This apparent record prompted some recent research by a member of the congregation, assisted by the Wiltshire History Centre in Chippenham to check its veracity. Thanks to evidence gleaned from the internet and other sources, it seems clear that no such event, as described, took place.
The confusion is explained, in part, by the fact that there were quite a number of 'de Cobhams' with similar names and titles. The first Baron Cobham - 'Reynold' - 1295-1361, married Joan de Berkeley (from Berkeley Castle in Gloucestershire?) and was based on the Kent-Surrey border at Lingfield. His tomb is in the local church. He was followed by another Reynold de Cobham, 2nd Baron of that name - 1348-1403.
The third Baron Cobham (1381-1446) is of much more interest to us at St Peter's: Although living at Sterborough Castle, Lingfield, he was patron of St Peter's (and no doubt many other parish churches). Perhaps he was a particularly pious person as he not only made significant improvements to the fabric of his local church, but also to St Peter's.
Indeed, rather hidden from view, high above the arch leading from the vestry area to the side chapel are two stone corbels: A man and a woman with life-like early medieval appearance. Identities unknown? Well, perhaps no longer. The impressive tombs at Lingfield have effigies that are facially so similar that combined with the factual link with the church, their identities are most likely to be Reginald and Anne de Cobham.

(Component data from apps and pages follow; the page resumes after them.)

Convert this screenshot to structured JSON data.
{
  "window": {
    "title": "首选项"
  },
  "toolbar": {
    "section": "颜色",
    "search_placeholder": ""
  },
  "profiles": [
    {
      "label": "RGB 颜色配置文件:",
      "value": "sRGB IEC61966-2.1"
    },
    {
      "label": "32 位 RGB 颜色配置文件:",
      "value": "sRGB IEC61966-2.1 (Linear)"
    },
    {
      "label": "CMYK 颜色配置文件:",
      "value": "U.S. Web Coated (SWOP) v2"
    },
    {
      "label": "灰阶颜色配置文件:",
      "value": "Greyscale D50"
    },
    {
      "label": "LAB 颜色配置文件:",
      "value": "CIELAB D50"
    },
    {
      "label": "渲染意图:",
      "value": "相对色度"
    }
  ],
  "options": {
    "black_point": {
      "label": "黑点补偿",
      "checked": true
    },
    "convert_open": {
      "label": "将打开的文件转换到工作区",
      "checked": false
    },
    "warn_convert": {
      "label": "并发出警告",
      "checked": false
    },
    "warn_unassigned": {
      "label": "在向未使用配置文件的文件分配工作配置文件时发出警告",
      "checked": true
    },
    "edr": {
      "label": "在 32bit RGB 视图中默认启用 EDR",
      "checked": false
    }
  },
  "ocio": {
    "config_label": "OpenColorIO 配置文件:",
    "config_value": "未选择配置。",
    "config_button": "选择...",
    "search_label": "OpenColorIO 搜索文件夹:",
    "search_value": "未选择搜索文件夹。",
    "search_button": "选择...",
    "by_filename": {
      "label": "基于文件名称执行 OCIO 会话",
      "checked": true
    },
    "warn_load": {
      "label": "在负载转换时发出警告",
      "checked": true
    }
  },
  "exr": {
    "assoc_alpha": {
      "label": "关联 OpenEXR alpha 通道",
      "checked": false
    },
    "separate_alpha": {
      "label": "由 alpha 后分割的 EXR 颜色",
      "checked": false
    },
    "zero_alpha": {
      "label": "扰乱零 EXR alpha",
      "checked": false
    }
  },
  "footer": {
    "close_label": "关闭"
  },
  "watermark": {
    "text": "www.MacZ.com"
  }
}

Which leaves the question of who, if anyone, was martyred for their faith? That was Sir John de Cobham, also known as Lord Oldcastle, who was burned in London in 1418. He had married the heiress Joan de Cobham in 1408 and had become a Lollard, but as history often demonstrates, motivations for action may be complicated and sometimes contradictory: In leading a rebellion against King Henry Vth he made a fatal mistake. So was he a martyr after all? Interestingly, through his marriage he had acquired estates in Wiltshire, such as at Broad Hinton, so there was some local link with this man.